Work item:
Return the lines below that contain "ansible".

Exercise input:
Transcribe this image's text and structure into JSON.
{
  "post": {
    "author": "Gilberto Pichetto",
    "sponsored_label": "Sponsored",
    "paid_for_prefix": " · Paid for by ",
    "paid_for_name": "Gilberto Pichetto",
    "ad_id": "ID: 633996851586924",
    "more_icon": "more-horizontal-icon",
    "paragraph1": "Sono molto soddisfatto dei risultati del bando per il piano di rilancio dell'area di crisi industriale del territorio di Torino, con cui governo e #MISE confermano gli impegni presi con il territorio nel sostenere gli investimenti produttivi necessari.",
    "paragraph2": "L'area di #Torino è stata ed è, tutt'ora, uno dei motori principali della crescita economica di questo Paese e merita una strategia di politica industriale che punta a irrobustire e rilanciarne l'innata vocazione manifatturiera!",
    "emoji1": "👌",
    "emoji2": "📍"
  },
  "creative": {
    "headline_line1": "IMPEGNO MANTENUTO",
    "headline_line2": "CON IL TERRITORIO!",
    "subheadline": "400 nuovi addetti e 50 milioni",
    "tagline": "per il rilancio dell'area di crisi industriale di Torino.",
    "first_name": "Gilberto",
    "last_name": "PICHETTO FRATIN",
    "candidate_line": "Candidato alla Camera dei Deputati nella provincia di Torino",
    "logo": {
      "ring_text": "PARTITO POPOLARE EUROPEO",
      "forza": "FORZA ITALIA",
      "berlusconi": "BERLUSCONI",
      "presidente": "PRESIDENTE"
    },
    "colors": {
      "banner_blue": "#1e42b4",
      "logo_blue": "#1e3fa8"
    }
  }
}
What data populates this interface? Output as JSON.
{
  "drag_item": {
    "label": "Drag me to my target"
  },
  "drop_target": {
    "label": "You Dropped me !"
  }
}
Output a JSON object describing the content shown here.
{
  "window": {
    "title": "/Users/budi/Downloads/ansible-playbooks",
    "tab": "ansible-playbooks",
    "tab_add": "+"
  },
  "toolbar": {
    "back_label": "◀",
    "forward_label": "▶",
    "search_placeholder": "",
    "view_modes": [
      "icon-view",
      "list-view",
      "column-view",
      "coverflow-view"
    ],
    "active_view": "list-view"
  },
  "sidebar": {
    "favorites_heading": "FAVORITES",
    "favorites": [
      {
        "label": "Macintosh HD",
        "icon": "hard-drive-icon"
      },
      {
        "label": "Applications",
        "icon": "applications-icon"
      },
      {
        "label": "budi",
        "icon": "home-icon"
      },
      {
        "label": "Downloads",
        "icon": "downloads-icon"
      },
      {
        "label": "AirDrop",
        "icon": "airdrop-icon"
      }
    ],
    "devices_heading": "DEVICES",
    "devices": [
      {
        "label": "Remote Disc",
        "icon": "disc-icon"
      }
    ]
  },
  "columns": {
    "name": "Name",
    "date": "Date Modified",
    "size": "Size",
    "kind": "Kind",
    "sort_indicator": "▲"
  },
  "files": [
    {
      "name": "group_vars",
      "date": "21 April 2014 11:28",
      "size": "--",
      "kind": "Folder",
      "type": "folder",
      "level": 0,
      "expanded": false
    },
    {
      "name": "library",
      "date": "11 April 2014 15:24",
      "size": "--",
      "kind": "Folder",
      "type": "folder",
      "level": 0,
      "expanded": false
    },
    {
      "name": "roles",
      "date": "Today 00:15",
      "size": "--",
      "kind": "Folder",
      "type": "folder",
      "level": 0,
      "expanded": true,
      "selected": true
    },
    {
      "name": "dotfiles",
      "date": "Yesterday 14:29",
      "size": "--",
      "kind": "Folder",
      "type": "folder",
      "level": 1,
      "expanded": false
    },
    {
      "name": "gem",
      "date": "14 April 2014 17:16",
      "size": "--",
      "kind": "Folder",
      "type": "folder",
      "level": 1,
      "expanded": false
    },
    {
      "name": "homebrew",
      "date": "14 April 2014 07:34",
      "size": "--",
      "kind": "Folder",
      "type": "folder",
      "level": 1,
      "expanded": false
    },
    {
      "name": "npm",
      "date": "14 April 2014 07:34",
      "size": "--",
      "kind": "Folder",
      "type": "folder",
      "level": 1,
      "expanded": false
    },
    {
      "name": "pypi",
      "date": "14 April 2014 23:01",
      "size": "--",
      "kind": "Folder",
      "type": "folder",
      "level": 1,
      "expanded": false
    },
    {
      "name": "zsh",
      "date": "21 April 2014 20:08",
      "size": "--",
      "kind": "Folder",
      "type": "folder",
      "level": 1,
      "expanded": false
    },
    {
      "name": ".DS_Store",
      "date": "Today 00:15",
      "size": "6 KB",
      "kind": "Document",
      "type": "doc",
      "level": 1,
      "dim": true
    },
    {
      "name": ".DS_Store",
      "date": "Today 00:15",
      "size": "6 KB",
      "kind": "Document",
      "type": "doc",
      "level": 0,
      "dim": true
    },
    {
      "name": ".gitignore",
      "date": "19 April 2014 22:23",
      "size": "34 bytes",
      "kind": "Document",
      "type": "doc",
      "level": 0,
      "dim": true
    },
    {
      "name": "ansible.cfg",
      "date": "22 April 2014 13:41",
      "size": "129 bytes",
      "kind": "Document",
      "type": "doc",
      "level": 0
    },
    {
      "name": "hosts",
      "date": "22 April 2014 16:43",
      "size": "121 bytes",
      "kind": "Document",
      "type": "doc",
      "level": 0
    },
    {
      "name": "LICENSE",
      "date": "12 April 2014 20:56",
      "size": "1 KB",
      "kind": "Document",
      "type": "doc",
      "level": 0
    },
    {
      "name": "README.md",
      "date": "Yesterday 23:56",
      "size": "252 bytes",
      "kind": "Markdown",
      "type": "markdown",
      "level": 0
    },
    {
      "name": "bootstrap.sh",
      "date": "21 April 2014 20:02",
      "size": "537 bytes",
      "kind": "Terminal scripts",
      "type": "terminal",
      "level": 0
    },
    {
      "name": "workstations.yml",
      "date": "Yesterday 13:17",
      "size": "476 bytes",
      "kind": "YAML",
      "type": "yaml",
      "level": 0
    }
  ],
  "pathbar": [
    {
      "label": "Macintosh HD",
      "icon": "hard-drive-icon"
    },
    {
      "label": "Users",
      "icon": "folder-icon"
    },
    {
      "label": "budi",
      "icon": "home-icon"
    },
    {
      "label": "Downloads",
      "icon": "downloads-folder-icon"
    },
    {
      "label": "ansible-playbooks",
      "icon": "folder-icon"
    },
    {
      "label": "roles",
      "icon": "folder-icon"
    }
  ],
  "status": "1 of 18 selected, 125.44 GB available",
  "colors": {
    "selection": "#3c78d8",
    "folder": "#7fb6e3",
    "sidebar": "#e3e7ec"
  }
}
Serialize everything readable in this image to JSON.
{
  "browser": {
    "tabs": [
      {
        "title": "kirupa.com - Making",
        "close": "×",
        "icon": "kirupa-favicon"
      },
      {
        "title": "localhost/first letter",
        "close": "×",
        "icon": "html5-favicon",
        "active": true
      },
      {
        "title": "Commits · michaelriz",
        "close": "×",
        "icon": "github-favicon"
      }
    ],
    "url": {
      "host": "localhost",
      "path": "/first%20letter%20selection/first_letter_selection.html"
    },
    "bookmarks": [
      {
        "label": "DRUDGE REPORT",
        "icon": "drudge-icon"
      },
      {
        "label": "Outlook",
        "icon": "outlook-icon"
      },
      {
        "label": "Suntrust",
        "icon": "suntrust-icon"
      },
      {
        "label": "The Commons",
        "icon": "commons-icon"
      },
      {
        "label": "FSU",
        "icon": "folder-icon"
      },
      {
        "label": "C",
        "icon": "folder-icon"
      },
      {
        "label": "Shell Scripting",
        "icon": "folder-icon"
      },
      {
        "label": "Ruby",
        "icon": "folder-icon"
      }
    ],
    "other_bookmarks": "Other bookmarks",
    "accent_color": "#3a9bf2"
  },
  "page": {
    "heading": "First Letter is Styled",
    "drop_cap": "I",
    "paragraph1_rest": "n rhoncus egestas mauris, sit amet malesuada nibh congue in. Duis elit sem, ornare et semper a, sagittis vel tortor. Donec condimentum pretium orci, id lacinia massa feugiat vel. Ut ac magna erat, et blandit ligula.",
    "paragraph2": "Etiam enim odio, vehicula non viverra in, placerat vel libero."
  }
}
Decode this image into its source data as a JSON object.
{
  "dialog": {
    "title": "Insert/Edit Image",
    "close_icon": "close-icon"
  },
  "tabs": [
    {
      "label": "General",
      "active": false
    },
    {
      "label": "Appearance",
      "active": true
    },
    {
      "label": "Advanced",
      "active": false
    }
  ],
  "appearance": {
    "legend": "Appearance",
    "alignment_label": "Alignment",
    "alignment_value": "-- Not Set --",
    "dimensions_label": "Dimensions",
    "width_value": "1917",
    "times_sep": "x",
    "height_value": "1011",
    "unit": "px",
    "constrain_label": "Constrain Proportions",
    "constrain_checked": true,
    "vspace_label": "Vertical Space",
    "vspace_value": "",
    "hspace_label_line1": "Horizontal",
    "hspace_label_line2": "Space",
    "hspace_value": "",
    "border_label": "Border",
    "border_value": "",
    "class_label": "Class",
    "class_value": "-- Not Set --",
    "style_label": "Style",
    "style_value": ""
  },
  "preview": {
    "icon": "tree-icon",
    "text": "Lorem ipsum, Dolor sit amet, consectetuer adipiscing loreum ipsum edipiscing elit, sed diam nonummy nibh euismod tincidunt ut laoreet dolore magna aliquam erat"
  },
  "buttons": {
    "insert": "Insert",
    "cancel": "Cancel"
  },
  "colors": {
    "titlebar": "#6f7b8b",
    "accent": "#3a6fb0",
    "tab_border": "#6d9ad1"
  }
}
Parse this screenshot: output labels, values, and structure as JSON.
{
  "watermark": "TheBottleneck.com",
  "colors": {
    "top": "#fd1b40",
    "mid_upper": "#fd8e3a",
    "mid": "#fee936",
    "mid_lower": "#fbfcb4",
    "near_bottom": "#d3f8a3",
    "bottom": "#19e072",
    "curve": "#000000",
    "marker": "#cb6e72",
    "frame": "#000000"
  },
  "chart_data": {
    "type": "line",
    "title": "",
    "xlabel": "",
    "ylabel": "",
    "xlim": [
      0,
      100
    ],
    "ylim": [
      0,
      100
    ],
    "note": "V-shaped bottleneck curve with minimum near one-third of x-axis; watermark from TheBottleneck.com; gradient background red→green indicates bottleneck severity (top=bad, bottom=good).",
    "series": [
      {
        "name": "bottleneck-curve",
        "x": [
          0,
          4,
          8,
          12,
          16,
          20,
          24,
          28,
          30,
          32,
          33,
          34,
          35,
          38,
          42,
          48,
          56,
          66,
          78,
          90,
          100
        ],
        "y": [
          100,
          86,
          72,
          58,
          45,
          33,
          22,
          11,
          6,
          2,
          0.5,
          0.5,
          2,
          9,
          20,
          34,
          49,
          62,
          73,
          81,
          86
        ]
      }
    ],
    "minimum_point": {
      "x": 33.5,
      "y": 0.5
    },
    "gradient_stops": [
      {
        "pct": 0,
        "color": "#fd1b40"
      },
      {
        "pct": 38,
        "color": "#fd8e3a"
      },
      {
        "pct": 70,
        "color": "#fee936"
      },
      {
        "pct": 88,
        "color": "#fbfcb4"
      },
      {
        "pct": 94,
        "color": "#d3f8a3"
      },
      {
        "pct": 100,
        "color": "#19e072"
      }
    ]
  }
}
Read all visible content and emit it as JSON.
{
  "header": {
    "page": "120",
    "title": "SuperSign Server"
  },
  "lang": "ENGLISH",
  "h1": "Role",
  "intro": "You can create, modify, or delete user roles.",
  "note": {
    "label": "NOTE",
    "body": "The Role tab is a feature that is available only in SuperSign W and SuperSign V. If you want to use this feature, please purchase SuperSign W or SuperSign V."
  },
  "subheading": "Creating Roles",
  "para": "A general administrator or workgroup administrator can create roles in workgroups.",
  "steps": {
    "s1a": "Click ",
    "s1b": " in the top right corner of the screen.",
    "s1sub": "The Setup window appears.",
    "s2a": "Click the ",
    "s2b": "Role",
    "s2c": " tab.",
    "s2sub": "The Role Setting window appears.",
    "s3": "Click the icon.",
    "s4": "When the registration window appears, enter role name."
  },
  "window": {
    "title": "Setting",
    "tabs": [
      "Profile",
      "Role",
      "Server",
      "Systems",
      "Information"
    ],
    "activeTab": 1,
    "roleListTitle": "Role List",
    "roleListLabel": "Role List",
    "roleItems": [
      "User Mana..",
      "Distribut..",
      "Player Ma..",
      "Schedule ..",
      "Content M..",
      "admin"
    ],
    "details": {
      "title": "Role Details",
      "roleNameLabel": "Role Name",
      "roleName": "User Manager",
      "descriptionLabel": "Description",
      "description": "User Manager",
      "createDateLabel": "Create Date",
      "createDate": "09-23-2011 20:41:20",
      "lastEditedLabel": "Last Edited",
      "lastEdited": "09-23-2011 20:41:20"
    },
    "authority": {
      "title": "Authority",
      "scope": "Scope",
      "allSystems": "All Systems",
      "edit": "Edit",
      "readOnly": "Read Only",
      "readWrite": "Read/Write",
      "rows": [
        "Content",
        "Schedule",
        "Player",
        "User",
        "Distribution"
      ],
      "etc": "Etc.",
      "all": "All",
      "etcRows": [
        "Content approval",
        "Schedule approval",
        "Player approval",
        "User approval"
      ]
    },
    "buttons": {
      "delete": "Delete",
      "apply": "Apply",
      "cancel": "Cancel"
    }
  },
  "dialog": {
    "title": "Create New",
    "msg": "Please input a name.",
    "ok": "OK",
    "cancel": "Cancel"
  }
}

Answer for this exercise:
    "title": "/Users/budi/Downloads/ansible-playbooks",
    "tab": "ansible-playbooks",
      "name": "ansible.cfg",
      "label": "ansible-playbooks",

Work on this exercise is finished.